● WHAT YOU NEED TO DO
Leave out the pictures and output the data verbatim.

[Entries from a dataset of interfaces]
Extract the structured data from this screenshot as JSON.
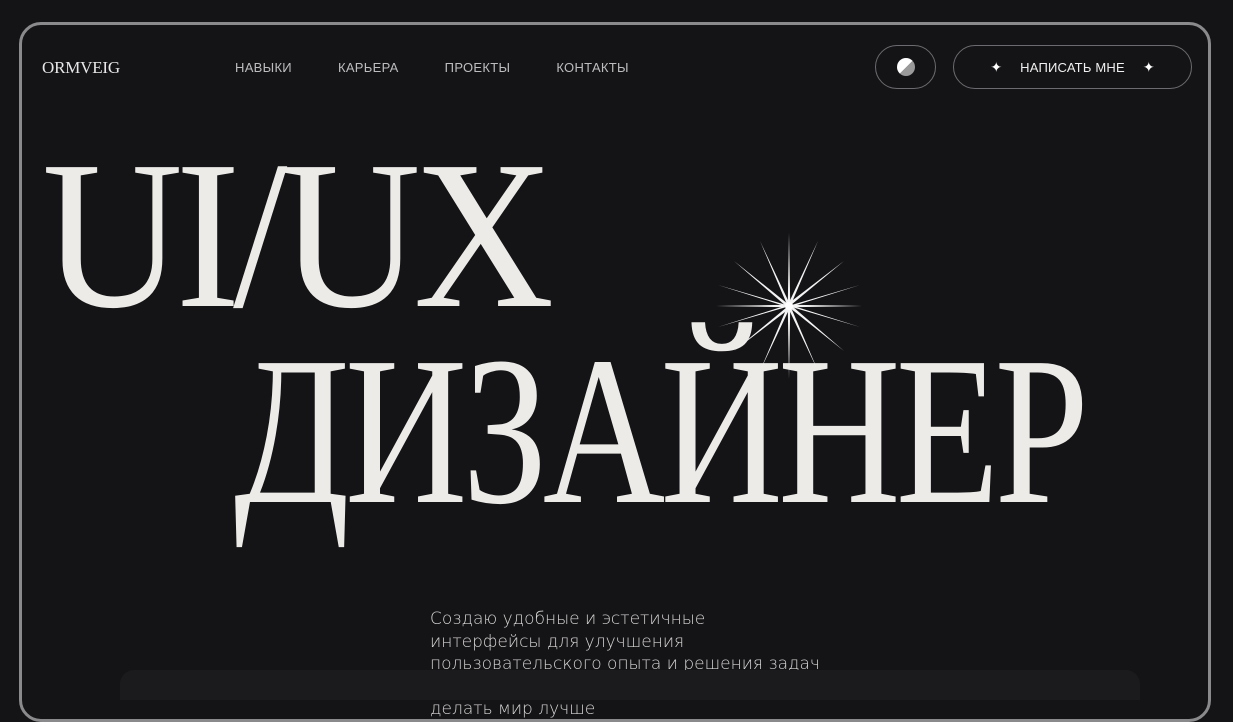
{
  "header": {
    "logo": "ORMVEIG",
    "nav": [
      {
        "label": "НАВЫКИ"
      },
      {
        "label": "КАРЬЕРА"
      },
      {
        "label": "ПРОЕКТЫ"
      },
      {
        "label": "КОНТАКТЫ"
      }
    ],
    "theme_toggle_icon": "half-moon-icon",
    "cta_label": "НАПИСАТЬ МНЕ",
    "cta_icons": [
      "sparkle-icon",
      "sparkle-icon"
    ]
  },
  "hero": {
    "line1": "UI/UX",
    "line2": "ДИЗАЙНЕР",
    "decoration_icon": "starburst-icon",
    "description": "Создаю удобные и эстетичные интерфейсы для улучшения пользовательского опыта и решения задач бизнеса. Своей работой я стремлюсь делать мир лучше"
  },
  "colors": {
    "background": "#141316",
    "frame_border": "#8a8a8d",
    "text_primary": "#ecebe8",
    "text_nav": "#bdbdbf"
  }
}
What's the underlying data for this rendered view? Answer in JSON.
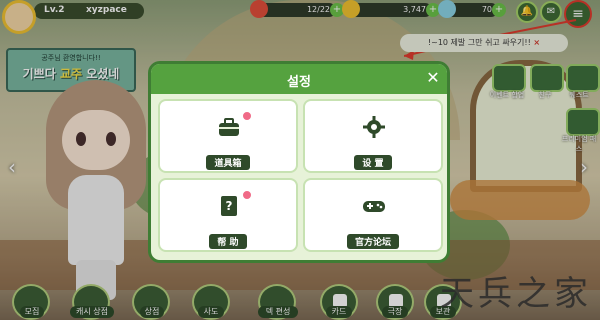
{
  "hud": {
    "level": "Lv.2",
    "username": "xyzpace",
    "stamina": "12/22",
    "coins": "3,747",
    "gems": "70"
  },
  "banner": {
    "subtitle": "공주님 환영합니다!!",
    "title_prefix": "기쁘다 ",
    "title_highlight": "교주",
    "title_suffix": " 오셨네"
  },
  "chat": {
    "mark": "!",
    "text": "!~10 제발 그만 쉬고 싸우기!!",
    "close": "×"
  },
  "side_menu": [
    {
      "label": "이벤트 합업",
      "icon": "event-icon"
    },
    {
      "label": "친구",
      "icon": "friend-icon"
    },
    {
      "label": "퀘스트",
      "icon": "quest-icon"
    },
    {
      "label": "프리미엄 패스",
      "icon": "pass-icon"
    }
  ],
  "dock": [
    {
      "label": "모집",
      "icon": "recruit-icon"
    },
    {
      "label": "캐시 상점",
      "icon": "cash-shop-icon"
    },
    {
      "label": "상점",
      "icon": "shop-icon"
    },
    {
      "label": "사도",
      "icon": "disciple-icon"
    },
    {
      "label": "덱 편성",
      "icon": "deck-icon"
    },
    {
      "label": "카드",
      "icon": "card-icon"
    },
    {
      "label": "극장",
      "icon": "theater-icon"
    },
    {
      "label": "보관",
      "icon": "storage-icon"
    }
  ],
  "modal": {
    "title": "설정",
    "close": "✕",
    "tiles": [
      {
        "label": "道具箱",
        "icon": "toolbox-icon"
      },
      {
        "label": "设 置",
        "icon": "gear-icon"
      },
      {
        "label": "帮 助",
        "icon": "help-book-icon"
      },
      {
        "label": "官方论坛",
        "icon": "gamepad-icon"
      }
    ]
  },
  "watermark": "天兵之家",
  "colors": {
    "accent": "#55a23f",
    "annotation": "#e03b2e"
  }
}
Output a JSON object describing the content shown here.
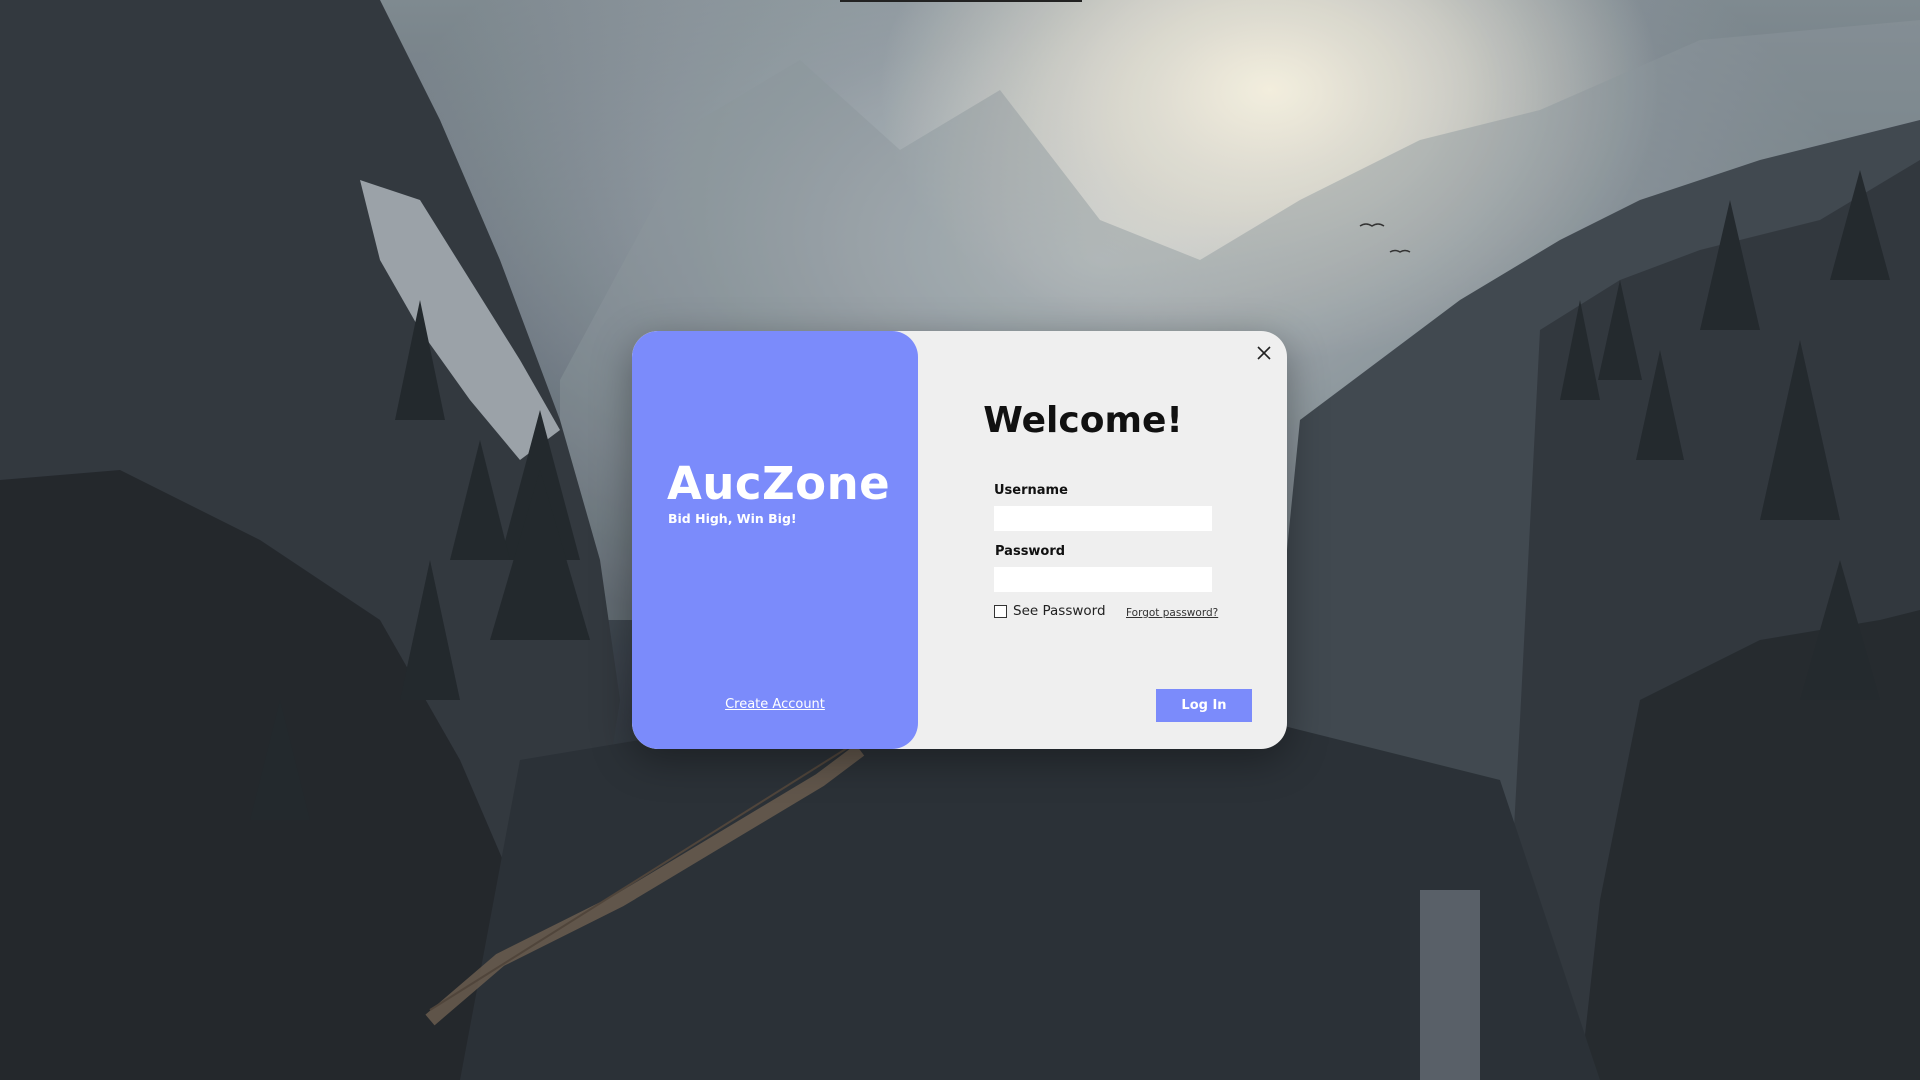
{
  "brand": {
    "name": "AucZone",
    "tagline": "Bid High, Win Big!",
    "create_account_label": "Create Account",
    "accent_color": "#7b8bfb"
  },
  "dialog": {
    "welcome": "Welcome!",
    "close_icon": "close-icon"
  },
  "form": {
    "username_label": "Username",
    "username_value": "",
    "password_label": "Password",
    "password_value": "",
    "see_password_label": "See Password",
    "see_password_checked": false,
    "forgot_password_label": "Forgot password?",
    "login_label": "Log In"
  }
}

● FINAL ANSWER
Extract the structured data from this screenshot as JSON.
{
  "header": {
    "logo": "ORMVEIG",
    "nav": [
      {
        "label": "НАВЫКИ"
      },
      {
        "label": "КАРЬЕРА"
      },
      {
        "label": "ПРОЕКТЫ"
      },
      {
        "label": "КОНТАКТЫ"
      }
    ],
    "theme_toggle_icon": "half-moon-icon",
    "cta_label": "НАПИСАТЬ МНЕ",
    "cta_icons": [
      "sparkle-icon",
      "sparkle-icon"
    ]
  },
  "hero": {
    "line1": "UI/UX",
    "line2": "ДИЗАЙНЕР",
    "decoration_icon": "starburst-icon",
    "description": "Создаю удобные и эстетичные интерфейсы для улучшения пользовательского опыта и решения задач бизнеса. Своей работой я стремлюсь делать мир лучше"
  },
  "colors": {
    "background": "#141316",
    "frame_border": "#8a8a8d",
    "text_primary": "#ecebe8",
    "text_nav": "#bdbdbf"
  }
}
What's the underlying data for this rendered view? Answer in JSON.
{
  "hud": {
    "level": "Lv.2",
    "username": "xyzpace",
    "stamina": "12/22",
    "coins": "3,747",
    "gems": "70"
  },
  "banner": {
    "subtitle": "공주님 환영합니다!!",
    "title_prefix": "기쁘다 ",
    "title_highlight": "교주",
    "title_suffix": " 오셨네"
  },
  "chat": {
    "mark": "!",
    "text": "!~10 제발 그만 쉬고 싸우기!!",
    "close": "×"
  },
  "side_menu": [
    {
      "label": "이벤트 합업",
      "icon": "event-icon"
    },
    {
      "label": "친구",
      "icon": "friend-icon"
    },
    {
      "label": "퀘스트",
      "icon": "quest-icon"
    },
    {
      "label": "프리미엄 패스",
      "icon": "pass-icon"
    }
  ],
  "dock": [
    {
      "label": "모집",
      "icon": "recruit-icon"
    },
    {
      "label": "캐시 상점",
      "icon": "cash-shop-icon"
    },
    {
      "label": "상점",
      "icon": "shop-icon"
    },
    {
      "label": "사도",
      "icon": "disciple-icon"
    },
    {
      "label": "덱 편성",
      "icon": "deck-icon"
    },
    {
      "label": "카드",
      "icon": "card-icon"
    },
    {
      "label": "극장",
      "icon": "theater-icon"
    },
    {
      "label": "보관",
      "icon": "storage-icon"
    }
  ],
  "modal": {
    "title": "설정",
    "close": "✕",
    "tiles": [
      {
        "label": "道具箱",
        "icon": "toolbox-icon"
      },
      {
        "label": "设 置",
        "icon": "gear-icon"
      },
      {
        "label": "帮 助",
        "icon": "help-book-icon"
      },
      {
        "label": "官方论坛",
        "icon": "gamepad-icon"
      }
    ]
  },
  "watermark": "天兵之家",
  "colors": {
    "accent": "#55a23f",
    "annotation": "#e03b2e"
  }
}
Output a JSON object describing the content shown here.
{
  "brand": {
    "name": "AucZone",
    "tagline": "Bid High, Win Big!",
    "create_account_label": "Create Account",
    "accent_color": "#7b8bfb"
  },
  "dialog": {
    "welcome": "Welcome!",
    "close_icon": "close-icon"
  },
  "form": {
    "username_label": "Username",
    "username_value": "",
    "password_label": "Password",
    "password_value": "",
    "see_password_label": "See Password",
    "see_password_checked": false,
    "forgot_password_label": "Forgot password?",
    "login_label": "Log In"
  }
}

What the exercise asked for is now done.